My mom has an 80-pound collie named Teko who’s basically a small horse. When I was home from college on Christmas break one year, Teko knocked the olive oil my mom had set out on the kitchen counter onto the floor and ate all of it. We were out shopping and didn’t find the mess until a few hours later. When we realized what had happened, my mom tried to scold the dog and ended up scolding my sister and me instead—we couldn’t stop laughing because the dog was just staring at my mom and smacking his lips, totally unfazed by her anger.
According the American Society for the Prevention of Cruelty to Animals, an estimated 6.5 million dogs and cats end up in the shelter system every year. Though nearly half are adopted, some 1.5 million are euthanized due to illness or lack of space.
Lynn Serri has seen too many animals surrendered to a shelter because their owners no longer can afford to feed them. The former volunteer for the county dog pound already had been helping multiple families by sharing her dogs’ food with them, but she was in search of a solution that could help pet owners across Stark County.
Perhaps the most satisfying words that can be said about a new pet is, “It’s a rescue.” Renewing a life in the canine or feline world is a project well worth undertaking. Both the families who adopt such pets and their new best friends almost always emerge better from the experience.
If you have to leave you pet behind when you take a trip, it’s important to secure a place where he or she will feel comfortable. Here is a list of some local kennels: Sugarbush Kennels, 1300 Applegrove St. NE, Plain Township. Features indoor and protected outdoor kennel runs; bedtime snacks, optional services (grooming, tooth brushing, specialized care for older dogs, etc.). Pickup service also is available.
Growing up, I didn’t have a pet. I was desperate to have a golden retriever. I imagined myself playing with said golden retriever, telling him all of my secrets and curling up at night with him. I dreamed of the day I had my own place so I could have a golden retriever.

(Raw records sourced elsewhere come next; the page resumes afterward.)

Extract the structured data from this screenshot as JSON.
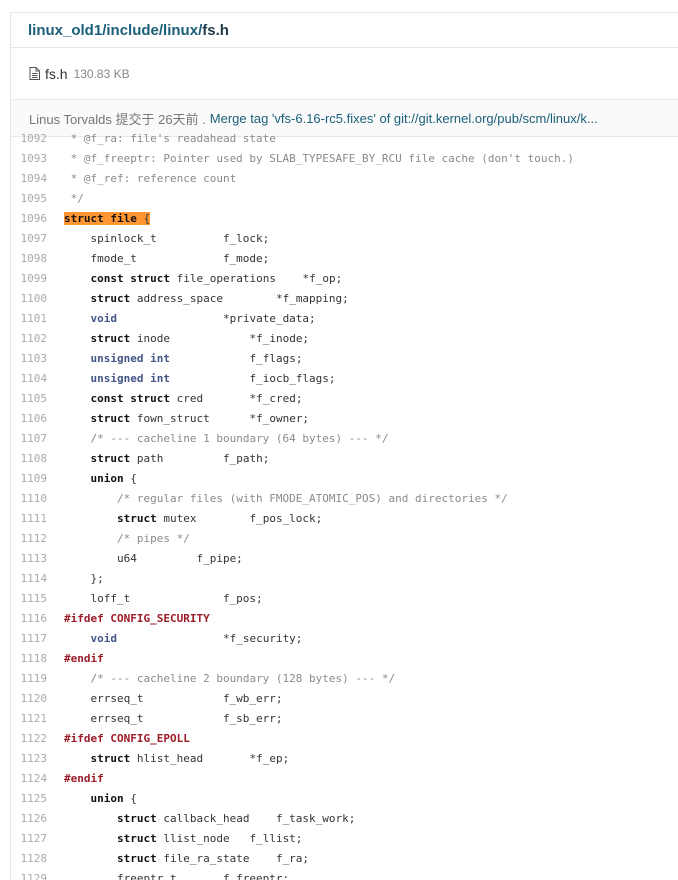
{
  "breadcrumb": {
    "parts": [
      "linux_old1",
      "include",
      "linux"
    ],
    "separator": "/",
    "current": "fs.h"
  },
  "file": {
    "icon": "file-text-icon",
    "name": "fs.h",
    "size": "130.83 KB"
  },
  "commit": {
    "author": "Linus Torvalds 提交于 26天前 .",
    "message": "Merge tag 'vfs-6.16-rc5.fixes' of git://git.kernel.org/pub/scm/linux/k..."
  },
  "colors": {
    "link": "#1b5f7a",
    "highlight": "#ff9632",
    "preprocessor": "#9c1c28",
    "type": "#445588",
    "comment": "#8a8a8a"
  },
  "code": {
    "lines": [
      {
        "n": "1092",
        "t": [
          {
            "c": "cm",
            "s": " * @f_ra: file's readahead state"
          }
        ]
      },
      {
        "n": "1093",
        "t": [
          {
            "c": "cm",
            "s": " * @f_freeptr: Pointer used by SLAB_TYPESAFE_BY_RCU file cache (don't touch.)"
          }
        ]
      },
      {
        "n": "1094",
        "t": [
          {
            "c": "cm",
            "s": " * @f_ref: reference count"
          }
        ]
      },
      {
        "n": "1095",
        "t": [
          {
            "c": "cm",
            "s": " */"
          }
        ]
      },
      {
        "n": "1096",
        "t": [
          {
            "c": "kw hl",
            "s": "struct"
          },
          {
            "c": "hl",
            "s": " "
          },
          {
            "c": "kw hl",
            "s": "file"
          },
          {
            "c": "hl",
            "s": " {"
          }
        ]
      },
      {
        "n": "1097",
        "t": [
          {
            "c": "",
            "s": "    spinlock_t          f_lock;"
          }
        ]
      },
      {
        "n": "1098",
        "t": [
          {
            "c": "",
            "s": "    fmode_t             f_mode;"
          }
        ]
      },
      {
        "n": "1099",
        "t": [
          {
            "c": "",
            "s": "    "
          },
          {
            "c": "kw",
            "s": "const"
          },
          {
            "c": "",
            "s": " "
          },
          {
            "c": "kw",
            "s": "struct"
          },
          {
            "c": "",
            "s": " file_operations    *f_op;"
          }
        ]
      },
      {
        "n": "1100",
        "t": [
          {
            "c": "",
            "s": "    "
          },
          {
            "c": "kw",
            "s": "struct"
          },
          {
            "c": "",
            "s": " address_space        *f_mapping;"
          }
        ]
      },
      {
        "n": "1101",
        "t": [
          {
            "c": "",
            "s": "    "
          },
          {
            "c": "ty",
            "s": "void"
          },
          {
            "c": "",
            "s": "                *private_data;"
          }
        ]
      },
      {
        "n": "1102",
        "t": [
          {
            "c": "",
            "s": "    "
          },
          {
            "c": "kw",
            "s": "struct"
          },
          {
            "c": "",
            "s": " inode            *f_inode;"
          }
        ]
      },
      {
        "n": "1103",
        "t": [
          {
            "c": "",
            "s": "    "
          },
          {
            "c": "ty",
            "s": "unsigned"
          },
          {
            "c": "",
            "s": " "
          },
          {
            "c": "ty",
            "s": "int"
          },
          {
            "c": "",
            "s": "            f_flags;"
          }
        ]
      },
      {
        "n": "1104",
        "t": [
          {
            "c": "",
            "s": "    "
          },
          {
            "c": "ty",
            "s": "unsigned"
          },
          {
            "c": "",
            "s": " "
          },
          {
            "c": "ty",
            "s": "int"
          },
          {
            "c": "",
            "s": "            f_iocb_flags;"
          }
        ]
      },
      {
        "n": "1105",
        "t": [
          {
            "c": "",
            "s": "    "
          },
          {
            "c": "kw",
            "s": "const"
          },
          {
            "c": "",
            "s": " "
          },
          {
            "c": "kw",
            "s": "struct"
          },
          {
            "c": "",
            "s": " cred       *f_cred;"
          }
        ]
      },
      {
        "n": "1106",
        "t": [
          {
            "c": "",
            "s": "    "
          },
          {
            "c": "kw",
            "s": "struct"
          },
          {
            "c": "",
            "s": " fown_struct      *f_owner;"
          }
        ]
      },
      {
        "n": "1107",
        "t": [
          {
            "c": "",
            "s": "    "
          },
          {
            "c": "cm",
            "s": "/* --- cacheline 1 boundary (64 bytes) --- */"
          }
        ]
      },
      {
        "n": "1108",
        "t": [
          {
            "c": "",
            "s": "    "
          },
          {
            "c": "kw",
            "s": "struct"
          },
          {
            "c": "",
            "s": " path         f_path;"
          }
        ]
      },
      {
        "n": "1109",
        "t": [
          {
            "c": "",
            "s": "    "
          },
          {
            "c": "kw",
            "s": "union"
          },
          {
            "c": "",
            "s": " {"
          }
        ]
      },
      {
        "n": "1110",
        "t": [
          {
            "c": "",
            "s": "        "
          },
          {
            "c": "cm",
            "s": "/* regular files (with FMODE_ATOMIC_POS) and directories */"
          }
        ]
      },
      {
        "n": "1111",
        "t": [
          {
            "c": "",
            "s": "        "
          },
          {
            "c": "kw",
            "s": "struct"
          },
          {
            "c": "",
            "s": " mutex        f_pos_lock;"
          }
        ]
      },
      {
        "n": "1112",
        "t": [
          {
            "c": "",
            "s": "        "
          },
          {
            "c": "cm",
            "s": "/* pipes */"
          }
        ]
      },
      {
        "n": "1113",
        "t": [
          {
            "c": "",
            "s": "        u64         f_pipe;"
          }
        ]
      },
      {
        "n": "1114",
        "t": [
          {
            "c": "",
            "s": "    };"
          }
        ]
      },
      {
        "n": "1115",
        "t": [
          {
            "c": "",
            "s": "    loff_t              f_pos;"
          }
        ]
      },
      {
        "n": "1116",
        "t": [
          {
            "c": "pp",
            "s": "#ifdef CONFIG_SECURITY"
          }
        ]
      },
      {
        "n": "1117",
        "t": [
          {
            "c": "",
            "s": "    "
          },
          {
            "c": "ty",
            "s": "void"
          },
          {
            "c": "",
            "s": "                *f_security;"
          }
        ]
      },
      {
        "n": "1118",
        "t": [
          {
            "c": "pp",
            "s": "#endif"
          }
        ]
      },
      {
        "n": "1119",
        "t": [
          {
            "c": "",
            "s": "    "
          },
          {
            "c": "cm",
            "s": "/* --- cacheline 2 boundary (128 bytes) --- */"
          }
        ]
      },
      {
        "n": "1120",
        "t": [
          {
            "c": "",
            "s": "    errseq_t            f_wb_err;"
          }
        ]
      },
      {
        "n": "1121",
        "t": [
          {
            "c": "",
            "s": "    errseq_t            f_sb_err;"
          }
        ]
      },
      {
        "n": "1122",
        "t": [
          {
            "c": "pp",
            "s": "#ifdef CONFIG_EPOLL"
          }
        ]
      },
      {
        "n": "1123",
        "t": [
          {
            "c": "",
            "s": "    "
          },
          {
            "c": "kw",
            "s": "struct"
          },
          {
            "c": "",
            "s": " hlist_head       *f_ep;"
          }
        ]
      },
      {
        "n": "1124",
        "t": [
          {
            "c": "pp",
            "s": "#endif"
          }
        ]
      },
      {
        "n": "1125",
        "t": [
          {
            "c": "",
            "s": "    "
          },
          {
            "c": "kw",
            "s": "union"
          },
          {
            "c": "",
            "s": " {"
          }
        ]
      },
      {
        "n": "1126",
        "t": [
          {
            "c": "",
            "s": "        "
          },
          {
            "c": "kw",
            "s": "struct"
          },
          {
            "c": "",
            "s": " callback_head    f_task_work;"
          }
        ]
      },
      {
        "n": "1127",
        "t": [
          {
            "c": "",
            "s": "        "
          },
          {
            "c": "kw",
            "s": "struct"
          },
          {
            "c": "",
            "s": " llist_node   f_llist;"
          }
        ]
      },
      {
        "n": "1128",
        "t": [
          {
            "c": "",
            "s": "        "
          },
          {
            "c": "kw",
            "s": "struct"
          },
          {
            "c": "",
            "s": " file_ra_state    f_ra;"
          }
        ]
      },
      {
        "n": "1129",
        "t": [
          {
            "c": "",
            "s": "        freeptr_t       f_freeptr;"
          }
        ]
      }
    ]
  }
}
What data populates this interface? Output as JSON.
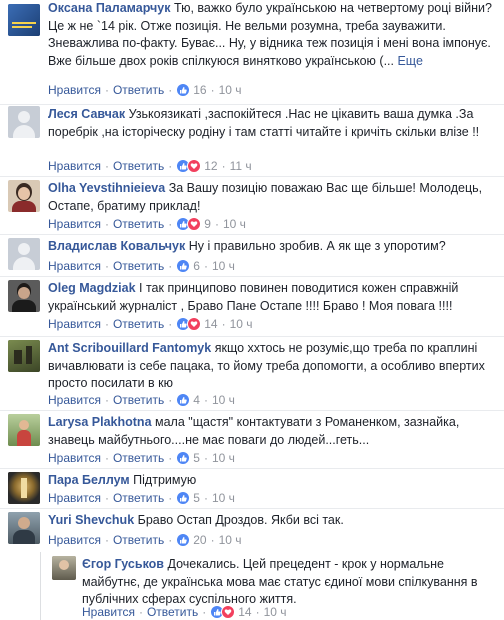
{
  "actions": {
    "like": "Нравится",
    "reply": "Ответить"
  },
  "comments": [
    {
      "name": "Оксана Паламарчук",
      "text": "Тю, важко було українською на четвертому році війни? Це ж не `14 рік. Отже позиція. Не вельми розумна, треба зауважити. Зневажлива по-факту. Буває... Ну, у відника теж позиція і мені вона імпонує. Вже більше двох років спілкуюся винятково українською (...",
      "more": "Еще",
      "reactions": [
        "like"
      ],
      "count": "16",
      "time": "10 ч"
    },
    {
      "name": "Леся Савчак",
      "text": "Узькоязикаті ,заспокійтеся .Нас не цікавить ваша думка .За поребрік ,на історіческу родіну і там статті читайте і кричіть скільки влізе !!",
      "reactions": [
        "like",
        "love"
      ],
      "count": "12",
      "time": "11 ч"
    },
    {
      "name": "Olha Yevstihnieieva",
      "text": "За Вашу позицію поважаю Вас ще більше! Молодець, Остапе, братиму приклад!",
      "reactions": [
        "like",
        "love"
      ],
      "count": "9",
      "time": "10 ч"
    },
    {
      "name": "Владислав Ковальчук",
      "text": "Ну і правильно зробив. А як ще з упоротим?",
      "reactions": [
        "like"
      ],
      "count": "6",
      "time": "10 ч"
    },
    {
      "name": "Oleg Magdziak",
      "text": "І так принципово повинен поводитися кожен справжній український журналіст , Браво Пане Остапе !!!! Браво ! Моя повага !!!!",
      "reactions": [
        "like",
        "love"
      ],
      "count": "14",
      "time": "10 ч"
    },
    {
      "name": "Ant Scribouillard Fantomyk",
      "text": "якщо ххтось не розуміє,що треба по краплині вичавлювати із себе пацака, то йому треба допомогти, а особливо впертих просто посилати в кю",
      "reactions": [
        "like"
      ],
      "count": "4",
      "time": "10 ч"
    },
    {
      "name": "Larysa Plakhotna",
      "text": "мала \"щастя\" контактувати з Романенком, зазнайка, знавець майбутнього....не має поваги до людей...геть...",
      "reactions": [
        "like"
      ],
      "count": "5",
      "time": "10 ч"
    },
    {
      "name": "Пара Беллум",
      "text": "Підтримую",
      "reactions": [
        "like"
      ],
      "count": "5",
      "time": "10 ч"
    },
    {
      "name": "Yuri Shevchuk",
      "text": "Браво Остап Дроздов. Якби всі так.",
      "reactions": [
        "like"
      ],
      "count": "20",
      "time": "10 ч"
    },
    {
      "name": "Єгор Гуськов",
      "text": "Дочекались. Цей прецедент - крок у нормальне майбутнє, де українська мова має статус єдиної мови спілкування в публічних сферах суспільного життя.",
      "reactions": [
        "like",
        "love"
      ],
      "count": "14",
      "time": "10 ч"
    }
  ],
  "colors": {
    "link": "#365899",
    "meta": "#90949c",
    "like": "#4e86f5",
    "love": "#f2405e"
  }
}
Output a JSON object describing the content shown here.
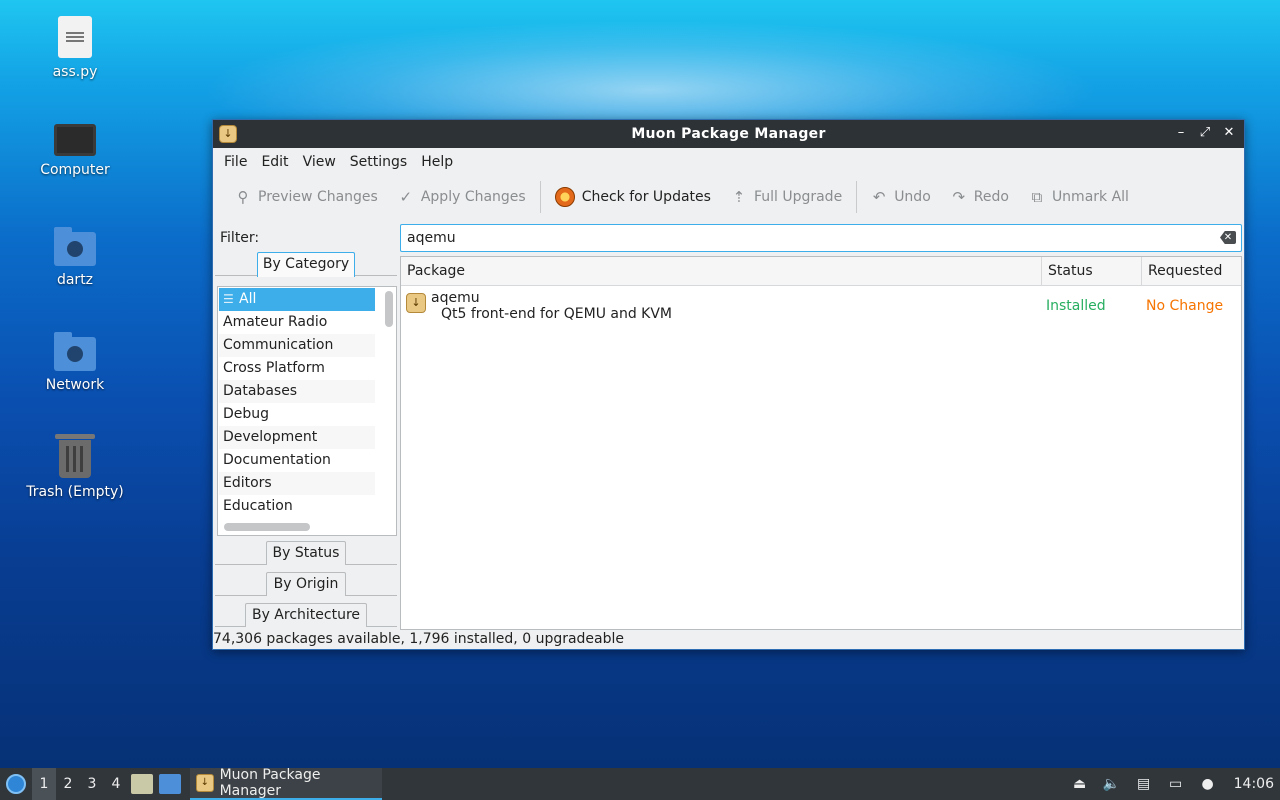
{
  "desktop": {
    "icons": [
      {
        "label": "ass.py",
        "icon": "python-file-icon"
      },
      {
        "label": "Computer",
        "icon": "computer-icon"
      },
      {
        "label": "dartz",
        "icon": "home-folder-icon"
      },
      {
        "label": "Network",
        "icon": "network-folder-icon"
      },
      {
        "label": "Trash (Empty)",
        "icon": "trash-icon"
      }
    ]
  },
  "window": {
    "title": "Muon Package Manager",
    "controls": {
      "minimize": "–",
      "maximize": "⤢",
      "close": "✕"
    },
    "menu": [
      "File",
      "Edit",
      "View",
      "Settings",
      "Help"
    ],
    "toolbar": {
      "preview": "Preview Changes",
      "apply": "Apply Changes",
      "check": "Check for Updates",
      "upgrade": "Full Upgrade",
      "undo": "Undo",
      "redo": "Redo",
      "unmark": "Unmark All"
    },
    "filter": {
      "label": "Filter:",
      "tabs": {
        "category": "By Category",
        "status": "By Status",
        "origin": "By Origin",
        "architecture": "By Architecture"
      },
      "categories": [
        "All",
        "Amateur Radio",
        "Communication",
        "Cross Platform",
        "Databases",
        "Debug",
        "Development",
        "Documentation",
        "Editors",
        "Education"
      ],
      "selected": "All"
    },
    "search": {
      "value": "aqemu"
    },
    "table": {
      "headers": {
        "package": "Package",
        "status": "Status",
        "requested": "Requested"
      },
      "rows": [
        {
          "name": "aqemu",
          "description": "Qt5 front-end for QEMU and KVM",
          "status": "Installed",
          "requested": "No Change"
        }
      ]
    },
    "statusbar": "74,306 packages available, 1,796 installed, 0 upgradeable"
  },
  "taskbar": {
    "desktops": [
      "1",
      "2",
      "3",
      "4"
    ],
    "active_desktop": "1",
    "task": "Muon Package Manager",
    "clock": "14:06"
  },
  "colors": {
    "accent": "#3daee9",
    "installed": "#27ae60",
    "no_change": "#f67400",
    "titlebar": "#2d3237",
    "taskbar": "#31363b"
  }
}
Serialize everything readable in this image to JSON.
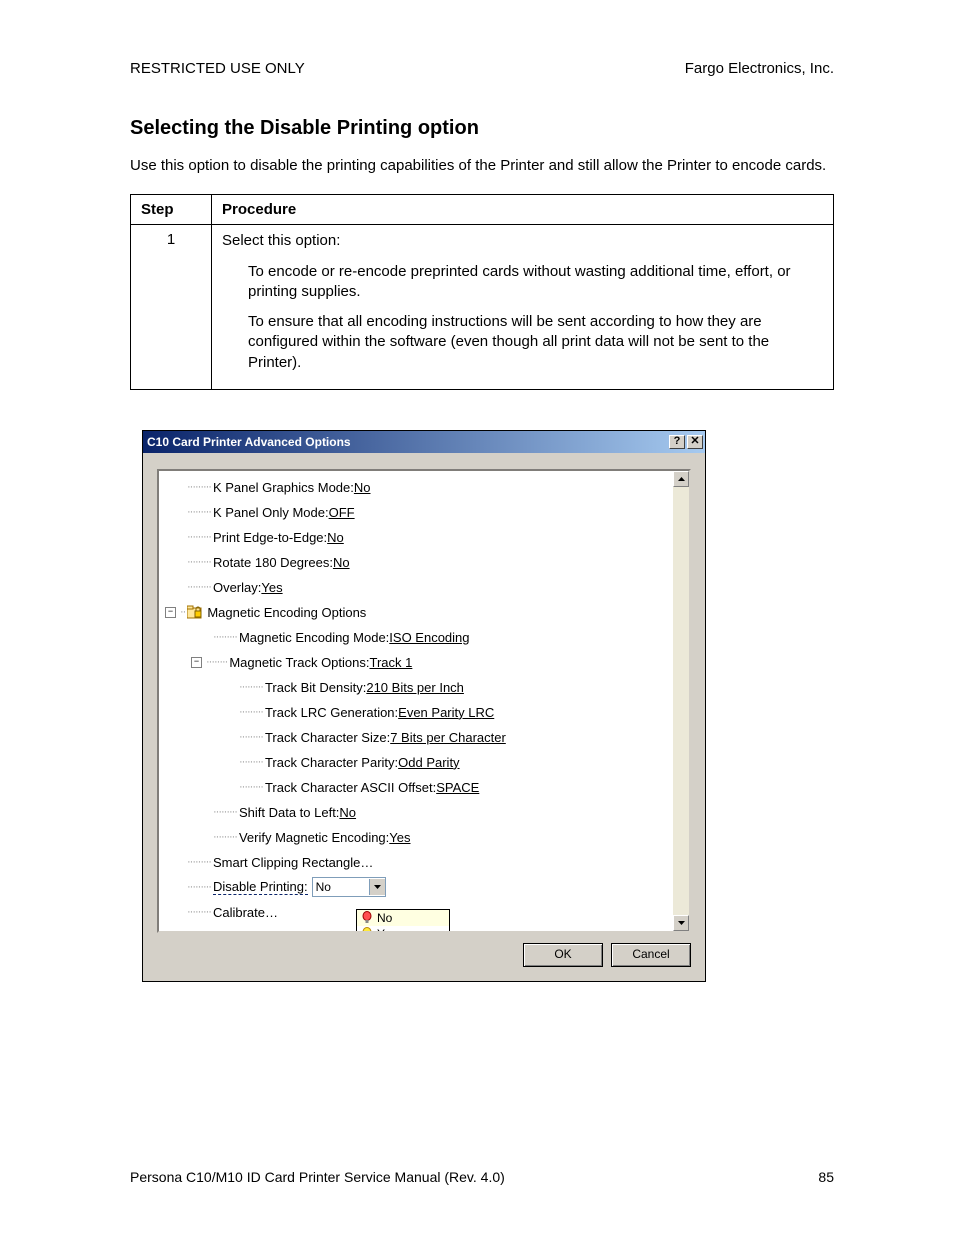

Life lessons, responsibility and sportsmanship are only a few of the things that youngsters walk away with from a lacrosse field when they play for Lacrosse On 3, a nonprofit organization that enables underprivileged youth in Stark County to play the game.